What about bCentral, the month-old small-business effort from Microsoft? It plans a big debut in November, but so far the site remains a meager collection of links to other Microsoft properties, such as its Expedia travel site. The company promises to beef it up, but for now, there's little designed directly for small-business owners.
The ASPs have taken a different tack--"leasing" powerful software for completing business tasks. Say you want to write a snazzy marketing or business plan, but you don't want to shell out $60 on planning software you'll use once. Enter an ASP such as SmartOnline, which charges a one-time $25 fee to use its planning tool, complete with sample text, expert advice, and mathematical calculators--directly via a Web browser. Your plan is then stored on Smart Online's servers and can be viewed by colleagues with a password. Freeworks, launched this month, has still broader ambitions: automate and refine your paperwork flow. Expense reports, purchase requests, and vacation requests are all converted into electronic memos routed to co-workers via e-mail.
Such sites "aren't destinations or portals. They're business platforms," explains Kneko Burney, a market analyst at Cahner's In-Stat Group. "Instead of having a local desktop, you live and breathe on this site."
Sounds convenient--but it may also leave you vulnerable, despite guarantees against disaster and criminals. After all, many of these vendors are startups, and the competition is already fierce. "I'm pretty leery," says David Mead, an Austin (Tex.) real estate appraiser. "There's the general bugaboo of a crash, and then what happens if the company goes out of business that night? The next morning you look for them and they're not there."
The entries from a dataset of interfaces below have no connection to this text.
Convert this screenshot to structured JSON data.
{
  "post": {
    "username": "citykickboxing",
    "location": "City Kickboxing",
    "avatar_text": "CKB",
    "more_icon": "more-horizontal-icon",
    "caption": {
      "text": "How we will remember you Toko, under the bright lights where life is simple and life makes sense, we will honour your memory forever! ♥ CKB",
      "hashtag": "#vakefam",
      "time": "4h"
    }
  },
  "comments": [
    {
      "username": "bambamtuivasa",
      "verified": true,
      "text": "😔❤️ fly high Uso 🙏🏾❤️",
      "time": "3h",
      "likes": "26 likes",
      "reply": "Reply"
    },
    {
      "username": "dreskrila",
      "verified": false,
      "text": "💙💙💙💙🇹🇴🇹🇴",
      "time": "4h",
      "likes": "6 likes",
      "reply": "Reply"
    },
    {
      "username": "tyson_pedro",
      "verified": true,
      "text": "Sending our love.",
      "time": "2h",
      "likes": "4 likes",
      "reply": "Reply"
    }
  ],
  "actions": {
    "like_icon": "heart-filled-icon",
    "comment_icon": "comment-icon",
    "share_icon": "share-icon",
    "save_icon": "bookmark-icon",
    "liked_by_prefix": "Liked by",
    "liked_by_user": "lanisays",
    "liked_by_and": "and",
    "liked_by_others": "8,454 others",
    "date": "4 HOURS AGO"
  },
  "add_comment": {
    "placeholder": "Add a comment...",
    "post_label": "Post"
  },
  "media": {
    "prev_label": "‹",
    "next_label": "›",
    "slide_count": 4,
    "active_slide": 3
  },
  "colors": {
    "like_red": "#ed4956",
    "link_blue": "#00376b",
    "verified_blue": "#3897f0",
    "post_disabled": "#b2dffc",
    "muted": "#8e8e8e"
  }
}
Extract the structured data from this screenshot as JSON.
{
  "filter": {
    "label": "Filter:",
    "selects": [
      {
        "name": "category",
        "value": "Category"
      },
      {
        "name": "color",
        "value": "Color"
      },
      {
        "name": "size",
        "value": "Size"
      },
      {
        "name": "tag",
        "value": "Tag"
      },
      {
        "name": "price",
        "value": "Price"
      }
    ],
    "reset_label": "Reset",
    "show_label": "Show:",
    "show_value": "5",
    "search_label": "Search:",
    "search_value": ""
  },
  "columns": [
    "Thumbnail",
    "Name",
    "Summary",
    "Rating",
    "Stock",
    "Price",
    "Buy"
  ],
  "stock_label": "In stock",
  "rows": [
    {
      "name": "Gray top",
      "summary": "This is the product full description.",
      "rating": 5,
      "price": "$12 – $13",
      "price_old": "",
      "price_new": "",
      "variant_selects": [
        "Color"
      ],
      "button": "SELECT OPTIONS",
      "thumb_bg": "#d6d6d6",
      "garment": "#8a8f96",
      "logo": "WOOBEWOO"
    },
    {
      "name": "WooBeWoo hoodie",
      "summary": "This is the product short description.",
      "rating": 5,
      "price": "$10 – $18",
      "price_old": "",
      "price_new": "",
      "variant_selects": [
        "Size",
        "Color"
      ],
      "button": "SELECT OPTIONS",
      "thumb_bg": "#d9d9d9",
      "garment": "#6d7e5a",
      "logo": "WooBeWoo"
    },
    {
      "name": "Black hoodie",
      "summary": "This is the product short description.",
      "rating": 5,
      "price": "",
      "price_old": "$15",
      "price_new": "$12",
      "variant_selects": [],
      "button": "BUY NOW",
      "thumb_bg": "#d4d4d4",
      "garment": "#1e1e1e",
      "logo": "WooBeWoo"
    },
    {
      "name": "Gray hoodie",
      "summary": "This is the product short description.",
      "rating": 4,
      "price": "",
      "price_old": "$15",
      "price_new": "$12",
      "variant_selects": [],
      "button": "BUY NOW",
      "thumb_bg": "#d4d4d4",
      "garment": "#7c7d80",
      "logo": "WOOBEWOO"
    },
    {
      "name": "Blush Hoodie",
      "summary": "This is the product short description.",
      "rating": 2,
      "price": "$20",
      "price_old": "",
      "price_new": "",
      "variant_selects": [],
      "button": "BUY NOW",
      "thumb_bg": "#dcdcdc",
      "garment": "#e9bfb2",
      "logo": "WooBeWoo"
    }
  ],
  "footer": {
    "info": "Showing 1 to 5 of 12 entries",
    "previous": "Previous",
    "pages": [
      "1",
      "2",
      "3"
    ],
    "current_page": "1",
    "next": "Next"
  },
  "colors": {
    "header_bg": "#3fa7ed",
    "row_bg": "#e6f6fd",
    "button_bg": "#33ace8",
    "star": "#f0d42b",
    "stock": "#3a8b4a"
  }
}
In the near future, however, analysts like Laurie McCabe at Boston's Summit Strategies say outsourced applications will be a way of life for small companies. "A year from now, small businesses will be saying, `If I'm not taking advantage of these low-cost, low-risk services, I'm an idiot,"' says McCabe.